thod

1.14 Hund’s and Pauli’s rules

1.15 Penetration and shielding

1.
61

The quantum energy levels and the periodic table

1.17 Ionization energies and electron affinity


Chapter Two: An introduction to molecular symmetry

2.1 Symmetry

2.2 Symmetry
operations and symmetry elements

2.3 Products of Symmetry Operations

2.4 Point groups: Definition and Determination

2.5 Matrix method in determination of symmetry operation products

2.6 Character Table


determination for
C
2v

2.7 Classes of Symmetry Operat
ions

2.8 Reducible Representation

2.9 Derivation of irreducible representation from Reducible representations


Chapter Three: Bonding in polyatomic

molecules

3.1 The valence bond (VB) model of bonding in diatomic molecules

3.2
Hybridization of atomic
orbitals and shape of molecule

3.3 Hybrid orbitals

3.4 Resonance structures

3
.5 Electronegativity
-
Pauling, Mulliken, Allred

Rochow electronegativity values

3.6 Formal charge

3.7 Dipole moments

3.8 Molecular Orbital (MO) Theory applied to the bonding
in H
omonuclear
diatomic molecules

3.9 Molecular Orbital Theory applied to the bonding
in Heteronuclear diatomic
molecules

3.10 Molecular orbital theory: the ligand group orbital approach and

application to
multiatomic molecules

3.11 A comparison of the MO and

VB bonding models


Chapter Four: Structures and energetics of metallic and ionic solids

4.1 Packing of spheres

4.2 Crystal structure, the unit cell and close
-
packing

4.3 Polymorphism: phase changes in the solid state

4.4 Metallic radii

4.5 Alloys

4
.
1

Bonding in metals and semiconductors

4.7 Band theory of metals and insulators

4.8 Electrical conductivity and Fermi levels

4.9 Band theory of semiconductors

4.10 Extrinsic (n
-

and p
-
type) semiconductors

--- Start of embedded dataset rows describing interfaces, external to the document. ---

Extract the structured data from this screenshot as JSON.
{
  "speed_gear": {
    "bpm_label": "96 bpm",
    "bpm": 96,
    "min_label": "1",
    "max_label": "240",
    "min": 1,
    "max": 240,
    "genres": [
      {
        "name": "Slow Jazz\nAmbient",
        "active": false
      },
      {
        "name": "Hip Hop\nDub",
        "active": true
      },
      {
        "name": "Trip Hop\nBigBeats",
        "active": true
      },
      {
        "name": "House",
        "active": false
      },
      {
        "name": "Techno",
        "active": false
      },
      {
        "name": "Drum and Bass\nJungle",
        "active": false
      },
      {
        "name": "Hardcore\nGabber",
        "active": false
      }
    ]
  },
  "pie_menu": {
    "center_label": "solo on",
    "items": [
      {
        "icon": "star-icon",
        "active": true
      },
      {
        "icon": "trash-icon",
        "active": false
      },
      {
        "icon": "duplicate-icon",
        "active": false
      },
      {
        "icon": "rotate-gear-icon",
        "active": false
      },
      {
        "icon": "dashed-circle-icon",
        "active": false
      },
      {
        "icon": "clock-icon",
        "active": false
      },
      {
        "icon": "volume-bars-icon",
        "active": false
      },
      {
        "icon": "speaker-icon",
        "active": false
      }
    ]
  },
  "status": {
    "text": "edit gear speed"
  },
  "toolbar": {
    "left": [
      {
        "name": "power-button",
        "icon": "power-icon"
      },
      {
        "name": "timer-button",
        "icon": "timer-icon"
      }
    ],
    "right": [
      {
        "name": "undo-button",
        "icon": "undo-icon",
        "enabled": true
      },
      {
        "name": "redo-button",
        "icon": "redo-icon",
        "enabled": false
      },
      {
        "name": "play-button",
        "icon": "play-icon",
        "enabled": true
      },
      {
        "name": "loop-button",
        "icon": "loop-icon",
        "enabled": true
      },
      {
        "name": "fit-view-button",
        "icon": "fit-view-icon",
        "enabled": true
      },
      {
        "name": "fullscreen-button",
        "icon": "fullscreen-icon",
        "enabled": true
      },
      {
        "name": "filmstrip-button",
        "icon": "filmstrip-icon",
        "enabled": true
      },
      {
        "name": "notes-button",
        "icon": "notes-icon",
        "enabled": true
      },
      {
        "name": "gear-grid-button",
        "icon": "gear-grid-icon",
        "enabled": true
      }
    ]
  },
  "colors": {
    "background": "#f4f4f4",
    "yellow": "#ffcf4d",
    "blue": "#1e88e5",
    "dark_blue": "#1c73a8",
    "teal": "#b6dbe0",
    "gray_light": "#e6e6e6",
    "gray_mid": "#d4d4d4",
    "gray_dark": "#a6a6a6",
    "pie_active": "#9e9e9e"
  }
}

4
.11 Ionic lattices, Ionic radii and coordination n
umber

4.12 Application of X
-
ray in crystal structures

4.13 The rock salt (NaCl) lattice

4.14 The caesium chloride (CsCl) lattice

4.15 The fluorite (CaF
2
) lattice

4.16 The antifluorite lattice

4.17 The zinc blende (ZnS) lattice: a diamond
-
type network

4.18
The b
-
cristobalite (SiO
2
) lattice

4.19 The wurtzite (ZnS) structure

4.20 The rutile (TiO
2
) structure

4.21 The CdI
2

and CdCl
2

lattices: layer structures

4.22 The perovskite (CaTiO
3
) lattice: a double oxide

4.23 Lattice energy: estimates from an electrostat
ic model

4.24 Born

Haber cycle

4.25 Estimation of Madelung constants

4.26 Born forces

4.27 The Born

Lande´ equation

4.28 Lattice energy: ‘calculated’ versus ‘experimental’ values

4.29
The Kapustinskii equation

4.30 Estimation of electron affinities

4.31
Defects in solid state lattices

4.32 Schottky defect 158

4.33 Frenkel defect 158

4.34 Fajan’s rule



Chapter Five: oxidation and Reduction

5.1 Oxidation and reduction

5.2 Oxidation states

5.3 Oxidation states and Stock nomenclature

5.4 Standard reduction
potentials, E
o
, and relationships between E
o
,

G
o

and K

5.5 Defining and using standard reduction potentials, E
o

5.6 Disproportionation and Comproportionation reactions

5.7 Potential diagrams

5.8 Frost

Ebsworth diagram

5.9 Ellingham diagram

5.10 Latimer d
iagram

5.11 Pourpaix diagram


Chapter Six: Acid and Base
Acids, bases and ions in aqueous solution 162

6.1 Hydrogen bonding

6.2 The self
-
ionization of water

6.3 Brønsted acid or base and their conjugated ones

6.4 Some Brønsted acids and bases

6.5 Factor af
fecting on the acid and base strength

6.6 Solvent leveling

6.
7

Inorganic acids

6.
8

Trends within a series of oxoacids EO
n
(OH)
m

6.
9

Aquated cations: formation and acidic properties

6.8 Amphoteric oxides

6.9 Lewis

definition of acid and base

6.10 Hard and
soft acid and Base

6.11 Drago
-
Wayland equation






References



1.

C.E. Houscroft, and A.G. Sharpe, “Inorganic Chemistry”, Pearson
Education Limited, Printice Hall, the latest edition.

2.

J.E. House, “Inorganic Chemistry”, Academic Press, the latest edition.

3.

D.

F. Shriver, A.W. Atkins, and C.H. Langford,
“Inorganic Chemistry”,
Oxford University Press, the latest edition.